SAN FRANCISCO, CA 5/12/14. CFR investigators recently reported new insight into what causes the significant variability in levels of progranulin previously observed among individuals. Led by postdoctoral fellow Dr. Andra Nicholson in the lab of senior author and CFR Investigator Dr. Rosa Rademakers at the Mayo Clinic in Jacksonville, FL, the new study analyzed progranulin levels in plasma and cerebral spinal fluid (CSF) from 345 individuals and identified multiple contributions to this variability.

“We confirmed the conundrum we’d suspected would be there, based on the highly variable levels of progranulin between individuals that we had previously measured,“ said Dr. Nicholson.

Mutations in progranulin cause frontotemporal dementia by reducing the amount of circulating progranulin protein by more than half. In fact, Rademakers and colleagues previously reported that measuring plasma progranulin levels is an accurate way to identify individuals with progranulin mutations. Given this reduction, finding a drug that can restore progranulin levels to normal levels is the focus of numerous initiatives to treat FTD caused by progranulin mutations.

Blood is much easier to obtain than CSF, thus researchers were hopeful that measuring blood progranulin levels would be a reliable indicator of CSF progranulin levels. However, Dr. Nicholson and colleagues’ new work revealed that while CSF and plasma progranulin levels do correlate, this correlation is very small. Drugs often have difficulty entering the brain because of a selectively penetrant blood brain barrier that separates the brain from the bloodstream. Dr. Nicholson’s work revealed that to accurately understand a drug’s effect on altering progranulin levels in the brain, progranulin must be measured in CSF, not blood.

“Measuring progranulin in blood is a fail-safe way to determine if a patient is a mutation carrier,” said Dr. Nicholson, “but we advise caution when using blood progranulin levels as a reflection of brain progranulin levels.”

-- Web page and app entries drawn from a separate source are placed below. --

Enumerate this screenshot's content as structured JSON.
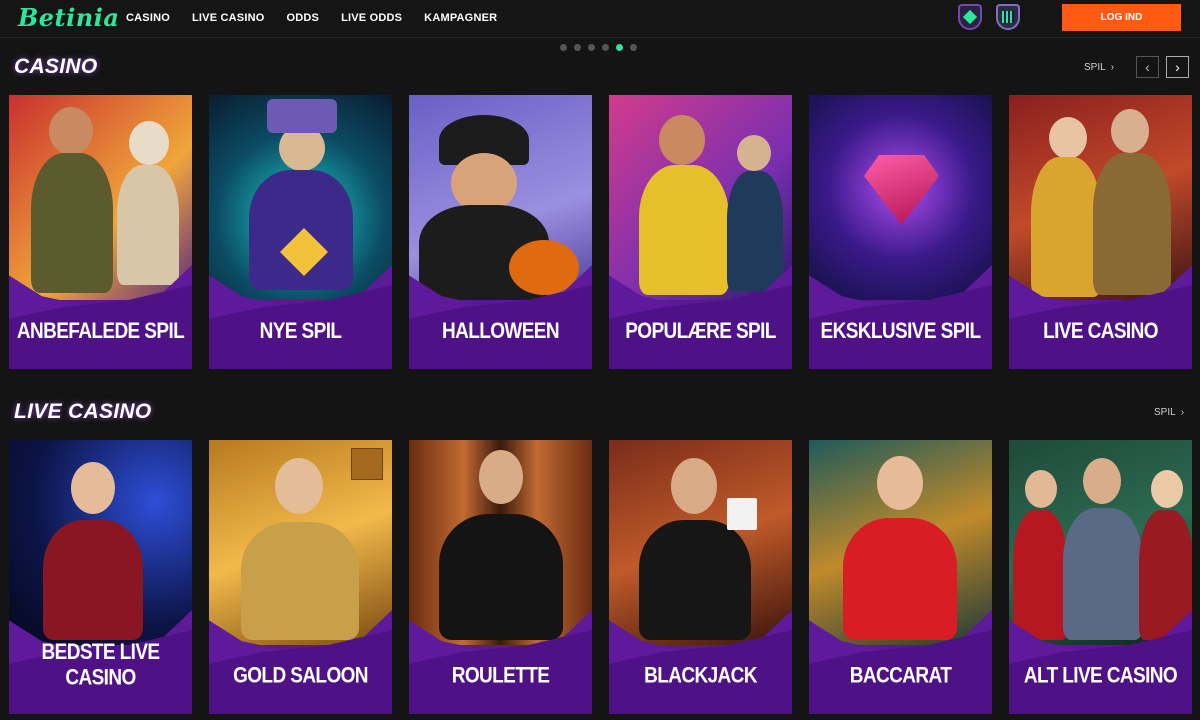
{
  "header": {
    "logo": "Betinia",
    "nav": [
      "CASINO",
      "LIVE CASINO",
      "ODDS",
      "LIVE ODDS",
      "KAMPAGNER"
    ],
    "login_label": "LOG IND"
  },
  "carousel": {
    "dots": 6,
    "active_index": 4
  },
  "sections": [
    {
      "title": "CASINO",
      "link_label": "SPIL",
      "has_arrows": true,
      "cards": [
        {
          "label": "ANBEFALEDE SPIL"
        },
        {
          "label": "NYE SPIL"
        },
        {
          "label": "HALLOWEEN"
        },
        {
          "label": "POPULÆRE SPIL"
        },
        {
          "label": "EKSKLUSIVE SPIL"
        },
        {
          "label": "LIVE CASINO"
        }
      ]
    },
    {
      "title": "LIVE CASINO",
      "link_label": "SPIL",
      "has_arrows": false,
      "cards": [
        {
          "label": "BEDSTE LIVE CASINO"
        },
        {
          "label": "GOLD SALOON"
        },
        {
          "label": "ROULETTE"
        },
        {
          "label": "BLACKJACK"
        },
        {
          "label": "BACCARAT"
        },
        {
          "label": "ALT LIVE CASINO"
        }
      ]
    }
  ],
  "colors": {
    "brand_green": "#2ee59d",
    "login_orange": "#ff5a13",
    "card_purple": "#5e1a9a",
    "background": "#141414"
  }
}
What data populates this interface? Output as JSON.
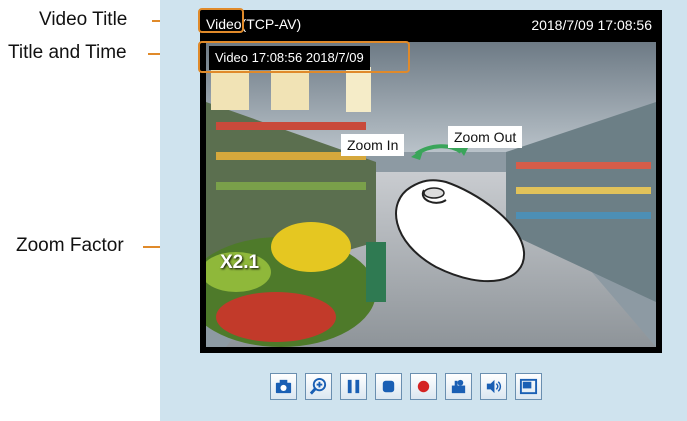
{
  "callouts": {
    "video_title": "Video Title",
    "title_and_time": "Title and Time",
    "zoom_factor": "Zoom Factor"
  },
  "viewer": {
    "title": "Video(TCP-AV)",
    "date_time": "2018/7/09  17:08:56",
    "overlay_title_time": "Video 17:08:56  2018/7/09",
    "zoom_factor": "X2.1",
    "zoom_in_label": "Zoom In",
    "zoom_out_label": "Zoom Out"
  },
  "controls": [
    {
      "icon": "camera-icon"
    },
    {
      "icon": "zoom-icon"
    },
    {
      "icon": "pause-icon"
    },
    {
      "icon": "stop-icon"
    },
    {
      "icon": "record-icon"
    },
    {
      "icon": "manual-trigger-icon"
    },
    {
      "icon": "speaker-icon"
    },
    {
      "icon": "fullscreen-icon"
    }
  ],
  "colors": {
    "accent": "#e08a2a",
    "panel": "#cfe3ee",
    "button_icon": "#1a5fb4"
  }
}
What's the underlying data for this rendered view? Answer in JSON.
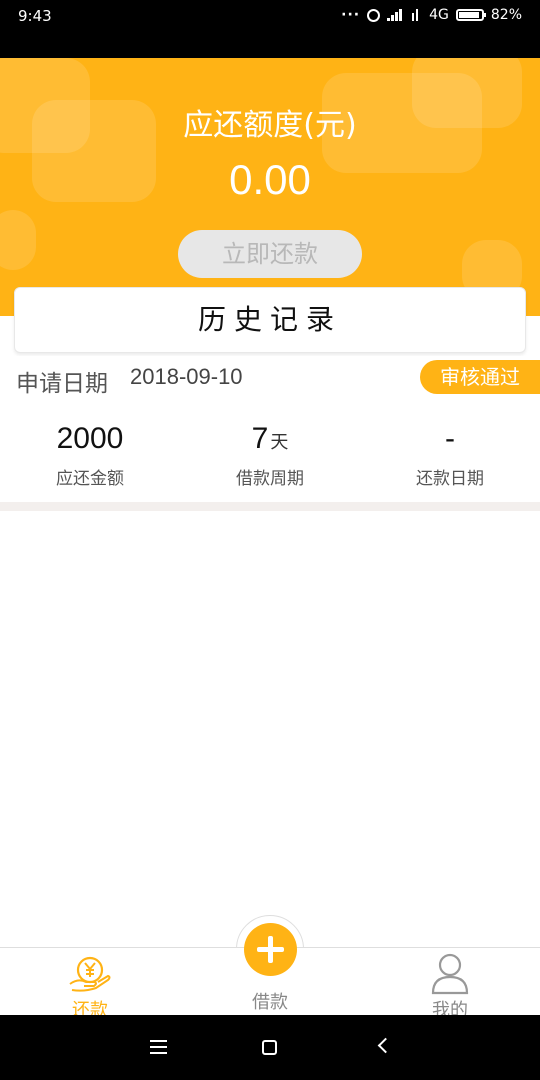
{
  "status_bar": {
    "time": "9:43",
    "network": "4G",
    "battery": "82%",
    "battery_level": 0.82
  },
  "header": {
    "title": "应还额度(元)",
    "amount": "0.00",
    "repay_button": "立即还款"
  },
  "history": {
    "title": "历史记录"
  },
  "record": {
    "date_label": "申请日期",
    "date_value": "2018-09-10",
    "status": "审核通过",
    "amount": {
      "value": "2000",
      "label": "应还金额"
    },
    "period": {
      "value": "7",
      "unit": "天",
      "label": "借款周期"
    },
    "repay_date": {
      "value": "-",
      "label": "还款日期"
    }
  },
  "tabs": {
    "repay": {
      "label": "还款",
      "active": true
    },
    "borrow": {
      "label": "借款"
    },
    "mine": {
      "label": "我的"
    }
  },
  "colors": {
    "accent": "#ffb315",
    "divider": "#f3efed",
    "inactive_tab": "#888888"
  },
  "icons": {
    "repay": "yen-hand-icon",
    "borrow": "plus-icon",
    "mine": "user-icon"
  }
}
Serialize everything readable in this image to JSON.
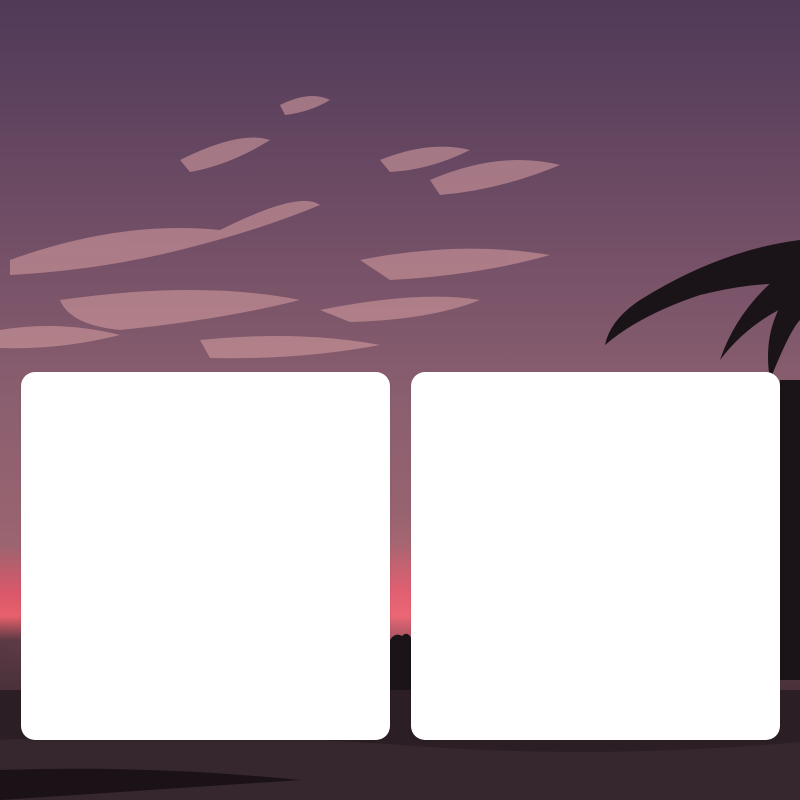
{
  "wallpaper": {
    "description_icon": "sunset-beach-palm-wallpaper",
    "colors": {
      "sky_top": "#5b3e59",
      "sky_mid": "#8a5f6f",
      "horizon_glow": "#e05a6a",
      "ground": "#2a1f24",
      "cloud": "#d9a0a0",
      "palm": "#1a1418"
    }
  },
  "cards": [
    {
      "id": "left",
      "color": "#ffffff"
    },
    {
      "id": "right",
      "color": "#ffffff"
    }
  ]
}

Dr. Nicholson and colleagues asked what might contribute to the difference in progranulin levels between individuals and determined that age, gender, and plasma progranulin levels accounted for only 6% of the variability in CSF. DNA differences were responsible for an additional 12%, resulting from changes in a region of the progranulin gene previously shown to affect the levels of this protein. What accounts for the remaining 82% of variability in CSF between individuals remains unknown, but Dr. Nicholson and colleagues proposed environmental factors such as inflammation state or fasting may influence levels.